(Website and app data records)
- Opening Delimiter -

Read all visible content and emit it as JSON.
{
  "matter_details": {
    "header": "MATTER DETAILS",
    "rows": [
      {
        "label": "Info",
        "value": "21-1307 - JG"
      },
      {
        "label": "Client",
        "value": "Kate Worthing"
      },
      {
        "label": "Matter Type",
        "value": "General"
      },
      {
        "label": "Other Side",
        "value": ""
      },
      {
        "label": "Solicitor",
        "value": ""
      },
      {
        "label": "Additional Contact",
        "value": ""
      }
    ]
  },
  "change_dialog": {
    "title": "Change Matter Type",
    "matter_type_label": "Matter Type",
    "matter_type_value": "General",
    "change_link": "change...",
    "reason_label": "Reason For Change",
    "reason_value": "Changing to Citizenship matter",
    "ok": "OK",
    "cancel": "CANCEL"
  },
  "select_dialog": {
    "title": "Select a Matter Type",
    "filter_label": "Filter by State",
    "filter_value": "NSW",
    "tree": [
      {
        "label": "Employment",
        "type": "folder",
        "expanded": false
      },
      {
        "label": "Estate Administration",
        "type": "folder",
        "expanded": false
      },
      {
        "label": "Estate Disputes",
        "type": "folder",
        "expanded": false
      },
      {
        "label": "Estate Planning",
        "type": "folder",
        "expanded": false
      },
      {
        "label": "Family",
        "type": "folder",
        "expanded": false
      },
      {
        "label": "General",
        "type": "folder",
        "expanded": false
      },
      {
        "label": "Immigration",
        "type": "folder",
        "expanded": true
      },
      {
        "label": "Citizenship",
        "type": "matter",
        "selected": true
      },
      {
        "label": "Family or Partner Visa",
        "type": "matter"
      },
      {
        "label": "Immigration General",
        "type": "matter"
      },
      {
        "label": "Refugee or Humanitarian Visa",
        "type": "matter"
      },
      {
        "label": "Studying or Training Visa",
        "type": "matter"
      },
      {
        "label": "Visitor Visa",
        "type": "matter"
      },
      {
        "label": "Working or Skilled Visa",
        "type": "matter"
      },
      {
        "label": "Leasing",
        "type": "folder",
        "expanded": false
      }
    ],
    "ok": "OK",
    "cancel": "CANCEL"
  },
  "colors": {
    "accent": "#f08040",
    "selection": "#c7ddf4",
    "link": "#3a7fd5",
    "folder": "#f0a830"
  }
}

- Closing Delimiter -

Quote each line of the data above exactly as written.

## ANSWER SPACE
Read all visible content and emit it as JSON.
{
  "matter_details": {
    "header": "MATTER DETAILS",
    "rows": [
      {
        "label": "Info",
        "value": "21-1307 - JG"
      },
      {
        "label": "Client",
        "value": "Kate Worthing"
      },
      {
        "label": "Matter Type",
        "value": "General"
      },
      {
        "label": "Other Side",
        "value": ""
      },
      {
        "label": "Solicitor",
        "value": ""
      },
      {
        "label": "Additional Contact",
        "value": ""
      }
    ]
  },
  "change_dialog": {
    "title": "Change Matter Type",
    "matter_type_label": "Matter Type",
    "matter_type_value": "General",
    "change_link": "change...",
    "reason_label": "Reason For Change",
    "reason_value": "Changing to Citizenship matter",
    "ok": "OK",
    "cancel": "CANCEL"
  },
  "select_dialog": {
    "title": "Select a Matter Type",
    "filter_label": "Filter by State",
    "filter_value": "NSW",
    "tree": [
      {
        "label": "Employment",
        "type": "folder",
        "expanded": false
      },
      {
        "label": "Estate Administration",
        "type": "folder",
        "expanded": false
      },
      {
        "label": "Estate Disputes",
        "type": "folder",
        "expanded": false
      },
      {
        "label": "Estate Planning",
        "type": "folder",
        "expanded": false
      },
      {
        "label": "Family",
        "type": "folder",
        "expanded": false
      },
      {
        "label": "General",
        "type": "folder",
        "expanded": false
      },
      {
        "label": "Immigration",
        "type": "folder",
        "expanded": true
      },
      {
        "label": "Citizenship",
        "type": "matter",
        "selected": true
      },
      {
        "label": "Family or Partner Visa",
        "type": "matter"
      },
      {
        "label": "Immigration General",
        "type": "matter"
      },
      {
        "label": "Refugee or Humanitarian Visa",
        "type": "matter"
      },
      {
        "label": "Studying or Training Visa",
        "type": "matter"
      },
      {
        "label": "Visitor Visa",
        "type": "matter"
      },
      {
        "label": "Working or Skilled Visa",
        "type": "matter"
      },
      {
        "label": "Leasing",
        "type": "folder",
        "expanded": false
      }
    ],
    "ok": "OK",
    "cancel": "CANCEL"
  },
  "colors": {
    "accent": "#f08040",
    "selection": "#c7ddf4",
    "link": "#3a7fd5",
    "folder": "#f0a830"
  }
}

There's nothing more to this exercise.